My family and I took a day trip to Cameron Peak in August of 2017 where we explored the area. We stopped at a pull out to use a public restroom along HWY 14 near the Blue Lake trailhead. While the girls wondered about trying to escape biting flies I grabbed my camera and headed to a small pond where I witnesses warblers flying about.
I sat down on the bank of the pond and waited. No long after this male Wilson’s warbler (Cardellina pusilla) landed directly in front of me with two mayflies in his beak. He had snatched them from the sky as they were mating.
About this animal
Wilson’s warbler is a small New World warbler. It is greenish above and yellow below, with rounded wings and a long, slim tail. The male has a black crown patch; depending on the subspecies, that mark is reduced or absent in the female. Wilson’s Warblers flit restlessly between perches and make direct flights with rapid wingbeats through the understory. Unlike most warblers, they spend most of their time in the understory grabbing insects by hovering or by picking insects from foliage.

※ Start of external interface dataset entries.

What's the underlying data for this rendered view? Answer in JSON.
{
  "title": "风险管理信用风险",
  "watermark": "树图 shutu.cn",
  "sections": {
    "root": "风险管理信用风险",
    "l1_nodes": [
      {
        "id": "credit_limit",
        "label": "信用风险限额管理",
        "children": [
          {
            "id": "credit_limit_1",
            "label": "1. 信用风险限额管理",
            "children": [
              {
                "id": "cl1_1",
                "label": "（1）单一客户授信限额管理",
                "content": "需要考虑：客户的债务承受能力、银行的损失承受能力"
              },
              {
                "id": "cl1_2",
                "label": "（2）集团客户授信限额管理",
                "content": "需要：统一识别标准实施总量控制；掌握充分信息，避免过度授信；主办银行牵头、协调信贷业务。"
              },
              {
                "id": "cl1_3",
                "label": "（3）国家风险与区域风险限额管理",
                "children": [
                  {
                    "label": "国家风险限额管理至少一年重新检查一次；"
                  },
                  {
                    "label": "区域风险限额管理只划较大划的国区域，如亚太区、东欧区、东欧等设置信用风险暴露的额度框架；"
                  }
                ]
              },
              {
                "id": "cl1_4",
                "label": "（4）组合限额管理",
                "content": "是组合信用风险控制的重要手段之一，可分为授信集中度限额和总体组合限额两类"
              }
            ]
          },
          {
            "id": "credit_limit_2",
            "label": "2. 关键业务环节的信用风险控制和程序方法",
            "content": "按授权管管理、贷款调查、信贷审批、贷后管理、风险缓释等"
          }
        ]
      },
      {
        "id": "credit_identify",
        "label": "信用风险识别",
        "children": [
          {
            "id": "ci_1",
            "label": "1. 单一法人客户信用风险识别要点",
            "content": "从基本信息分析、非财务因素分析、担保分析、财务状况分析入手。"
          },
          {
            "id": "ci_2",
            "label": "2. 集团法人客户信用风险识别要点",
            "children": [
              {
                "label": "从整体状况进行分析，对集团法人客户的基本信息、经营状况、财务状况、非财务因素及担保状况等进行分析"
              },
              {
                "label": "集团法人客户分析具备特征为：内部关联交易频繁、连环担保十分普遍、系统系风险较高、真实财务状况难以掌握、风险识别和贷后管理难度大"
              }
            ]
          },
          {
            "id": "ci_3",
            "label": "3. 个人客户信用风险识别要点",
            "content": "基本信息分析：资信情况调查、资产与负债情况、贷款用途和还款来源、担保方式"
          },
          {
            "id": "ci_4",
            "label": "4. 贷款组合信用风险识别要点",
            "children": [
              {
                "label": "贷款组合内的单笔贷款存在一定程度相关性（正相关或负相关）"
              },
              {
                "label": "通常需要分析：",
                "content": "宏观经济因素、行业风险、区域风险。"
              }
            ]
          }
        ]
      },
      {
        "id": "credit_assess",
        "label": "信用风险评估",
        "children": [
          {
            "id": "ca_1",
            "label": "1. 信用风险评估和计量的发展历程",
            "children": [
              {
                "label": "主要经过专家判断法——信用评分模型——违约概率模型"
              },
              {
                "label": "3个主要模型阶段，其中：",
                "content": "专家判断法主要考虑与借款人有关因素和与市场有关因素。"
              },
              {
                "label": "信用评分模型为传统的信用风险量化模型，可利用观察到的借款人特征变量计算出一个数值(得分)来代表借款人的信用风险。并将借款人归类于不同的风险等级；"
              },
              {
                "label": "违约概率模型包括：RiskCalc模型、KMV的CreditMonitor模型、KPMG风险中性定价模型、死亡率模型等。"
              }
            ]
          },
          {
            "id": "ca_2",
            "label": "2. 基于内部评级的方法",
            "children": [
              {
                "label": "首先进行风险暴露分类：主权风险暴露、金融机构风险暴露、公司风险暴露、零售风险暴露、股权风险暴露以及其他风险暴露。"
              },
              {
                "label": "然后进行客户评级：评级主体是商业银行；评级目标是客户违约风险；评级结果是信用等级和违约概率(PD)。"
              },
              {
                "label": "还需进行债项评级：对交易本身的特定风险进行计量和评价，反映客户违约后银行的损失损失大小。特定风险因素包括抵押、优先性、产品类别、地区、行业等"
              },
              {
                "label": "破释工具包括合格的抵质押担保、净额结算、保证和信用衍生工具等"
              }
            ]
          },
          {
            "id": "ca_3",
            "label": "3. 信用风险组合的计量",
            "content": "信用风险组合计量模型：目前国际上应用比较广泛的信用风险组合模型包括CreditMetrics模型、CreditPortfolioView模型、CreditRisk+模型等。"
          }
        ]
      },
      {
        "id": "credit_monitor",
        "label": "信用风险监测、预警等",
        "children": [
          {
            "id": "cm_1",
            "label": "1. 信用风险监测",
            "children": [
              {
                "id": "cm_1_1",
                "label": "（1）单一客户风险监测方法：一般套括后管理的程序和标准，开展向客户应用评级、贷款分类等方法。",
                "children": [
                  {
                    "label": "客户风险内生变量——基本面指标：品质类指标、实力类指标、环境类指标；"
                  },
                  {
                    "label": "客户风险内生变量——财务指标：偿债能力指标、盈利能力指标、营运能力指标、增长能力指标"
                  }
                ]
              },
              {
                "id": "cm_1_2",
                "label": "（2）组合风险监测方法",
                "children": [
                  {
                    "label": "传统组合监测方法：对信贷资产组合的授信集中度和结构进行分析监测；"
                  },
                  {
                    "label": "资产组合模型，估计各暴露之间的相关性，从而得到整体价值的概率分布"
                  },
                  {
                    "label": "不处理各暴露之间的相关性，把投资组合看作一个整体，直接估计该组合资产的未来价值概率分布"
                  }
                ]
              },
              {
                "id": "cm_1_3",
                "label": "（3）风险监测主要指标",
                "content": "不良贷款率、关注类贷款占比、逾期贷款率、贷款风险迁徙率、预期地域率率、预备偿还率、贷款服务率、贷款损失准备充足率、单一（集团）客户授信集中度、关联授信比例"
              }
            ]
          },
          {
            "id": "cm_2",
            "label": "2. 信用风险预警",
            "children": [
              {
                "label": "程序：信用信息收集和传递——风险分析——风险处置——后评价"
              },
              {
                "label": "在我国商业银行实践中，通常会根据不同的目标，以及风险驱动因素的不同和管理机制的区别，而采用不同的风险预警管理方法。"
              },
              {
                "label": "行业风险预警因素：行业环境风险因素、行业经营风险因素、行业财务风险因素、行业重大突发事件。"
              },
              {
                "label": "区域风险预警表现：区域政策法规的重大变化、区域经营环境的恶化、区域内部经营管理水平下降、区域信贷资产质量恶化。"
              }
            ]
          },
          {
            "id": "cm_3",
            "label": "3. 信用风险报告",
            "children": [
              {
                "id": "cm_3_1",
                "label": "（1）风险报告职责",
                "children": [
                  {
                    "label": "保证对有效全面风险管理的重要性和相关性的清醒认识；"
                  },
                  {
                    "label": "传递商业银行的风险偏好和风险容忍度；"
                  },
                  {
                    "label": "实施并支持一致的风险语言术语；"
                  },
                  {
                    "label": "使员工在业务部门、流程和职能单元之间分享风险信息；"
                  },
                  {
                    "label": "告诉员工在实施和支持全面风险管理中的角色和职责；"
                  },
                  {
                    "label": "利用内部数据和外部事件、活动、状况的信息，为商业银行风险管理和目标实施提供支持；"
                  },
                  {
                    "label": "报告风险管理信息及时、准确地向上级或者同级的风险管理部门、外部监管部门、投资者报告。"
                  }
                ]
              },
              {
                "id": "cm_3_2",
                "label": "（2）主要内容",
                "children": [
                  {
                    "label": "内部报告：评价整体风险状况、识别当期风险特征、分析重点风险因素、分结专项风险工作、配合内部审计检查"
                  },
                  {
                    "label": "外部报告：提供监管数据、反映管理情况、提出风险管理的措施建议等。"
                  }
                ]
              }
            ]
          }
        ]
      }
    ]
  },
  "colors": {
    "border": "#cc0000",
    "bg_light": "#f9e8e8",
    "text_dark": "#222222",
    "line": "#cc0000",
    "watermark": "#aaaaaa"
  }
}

Wilson’s Warblers breed in mountain meadows and thickets near streams, especially those with willows and alders. They also breed along the edges of lakes, bogs, and aspen stands. Pacific Coast populations breed in shrubby habitat and in young stands of conifers, alders, or maples. During migration they use woodlands, suburban areas, desert scrub, and shrubby areas near streams.